Myth #4: It doesn’t pay to offer telehealth
As a matter of fact both Medicare and Medicaid make it easy by posting lists of covered telehealth services by CPT code on their web portals. Medicare and Medicaid (differs by state) also post their reimbursement guidelines online. The reimbursement for these services are paid at the same amount as if the patient was on-site with the provider. While commercial payers can vary, there are several free analysis reports available online that offer guidance on telehealth coverage and reimbursement for both government and commercial payers on a state by state basis. Making sure your providers are properly credentialed with payers and licensed in the states in which they expect to treat patients is an important part of the process.
Rural patients face nearly double the travel time to reach their local hospital than their urban counterparts, telehealth provides a revenue-driving alternative, according to recent research . Providing telehealth not only drives new revenue streams to the clinic, but also provides a more convenient care delivery method for patients who need it.
Myth #5: You won’t get your investment back with RCM technology
With cloud-based solutions, this is not the case. By integrating financials with patient portals, offering electronic payment options, sending electronic statements and reminders, and even enabling patients to pre-pay for services, the back-office has come a long way. Rural clinics and hospitals can take it a step further and outsource their complete RCM process. According to the State of the Industry Report: Top trends for Rural Healthcare Providers in 2019, 72 percent of respondents’ number one reason for outsourcing revenue cycle is due to seeking higher reimbursement.
To ensure you are making wise investments, track key performance indicators such as days in accounts receivable, claims filed within seven days of services and EDI rejection rates. Start with your benchmark and then track improvements until you are at least meeting industry standards that are documented by organizations such as the HFMA. Azalea clients have found that leveraging our coders, who are certified in rural billing practices, they have reduced days in A/R and lowered their claim rejection rates to the point where they are outpacing industry averages by more than 10 days and 1.4 percent respectively. All of this results in stronger reimbursement and strengthening cash flow that makes provides quantifiable ROI on the technology and services investment.
Moving Beyond the Myths
Once rural health organizations have embraced the reality of RCM — and are ready to tackle some of their biggest in-house billing challenges — there are three initial steps to take.
- Success begins at the front desk.
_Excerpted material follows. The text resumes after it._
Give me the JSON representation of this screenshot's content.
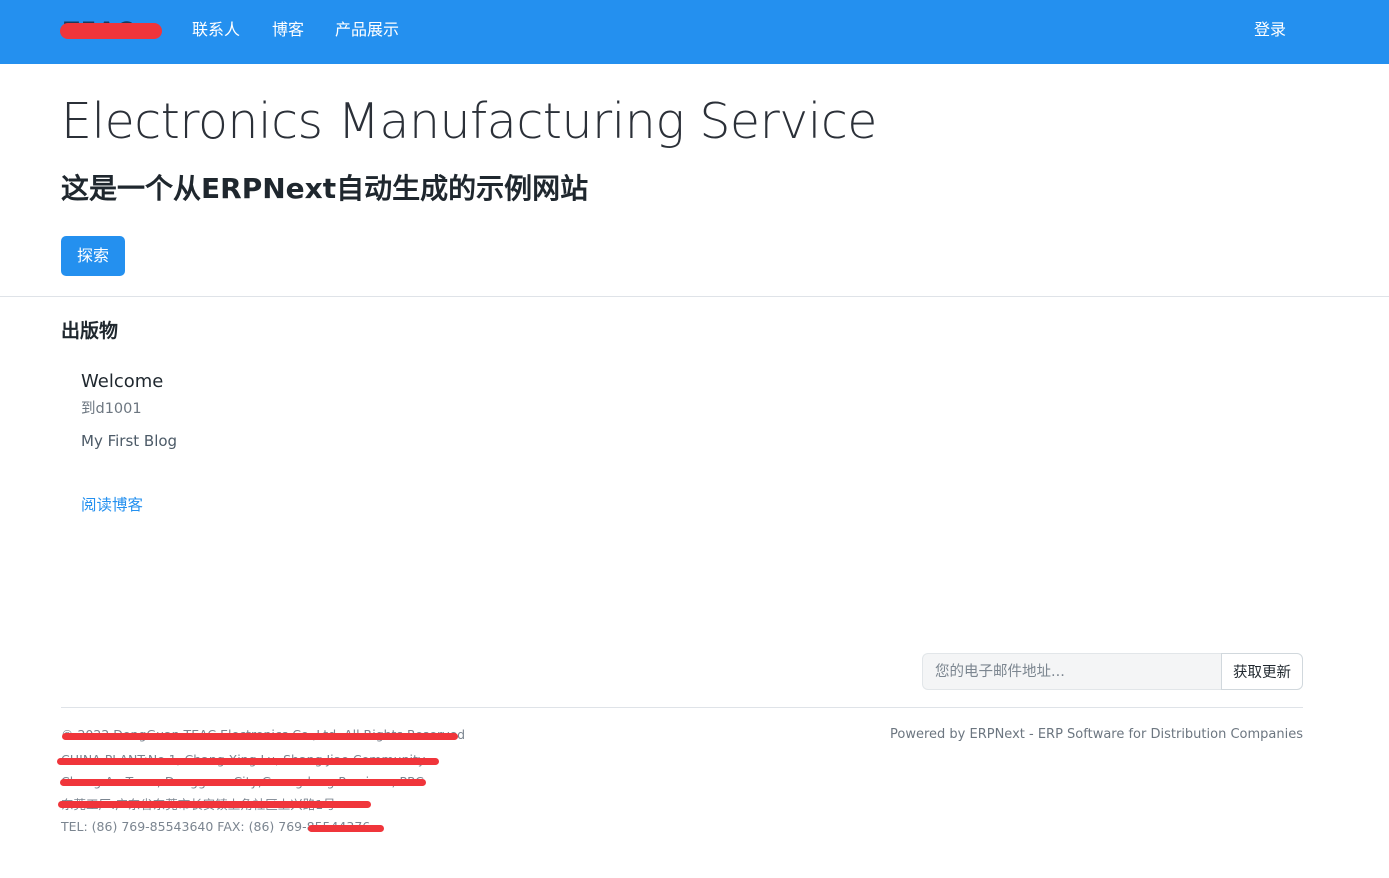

Educating patients on the cost of care and offering them the opportunity to pre-pay for services, can help avoid confusion and frustration later on.
- Align your RCM goals. Communicating goals – from streamlining claims processing to managing denials and A/R follow-up more efficiently – both internally and with vendor partners will ensure benchmarks are set and expectations measured.
- Support physicians in providing the best care to patients. Doctors shouldn’t be encumbered with business worries – that’s the administrative staff’s job. We should seek better RCM partners and technology solutions when it makes sense. This is especially important as we move deeper into collaborative care, which brings more dynamic patient billing scenarios — e.g., patients who are seen by multiple primary-care and specialty providers, such as psychiatrists or rheumatologists.
Don’t take yesterday’s reality as today’s facts. Once we embrace the truth of today’s rural, patient and RCM landscapes, we can take on any RCM challenge the universe brings us.
Doug Swords is Azalea Health’s co-founder and VP of RCM, changing the way health IT platforms connect community-based healthcare providers and patients across the lifecycle of care.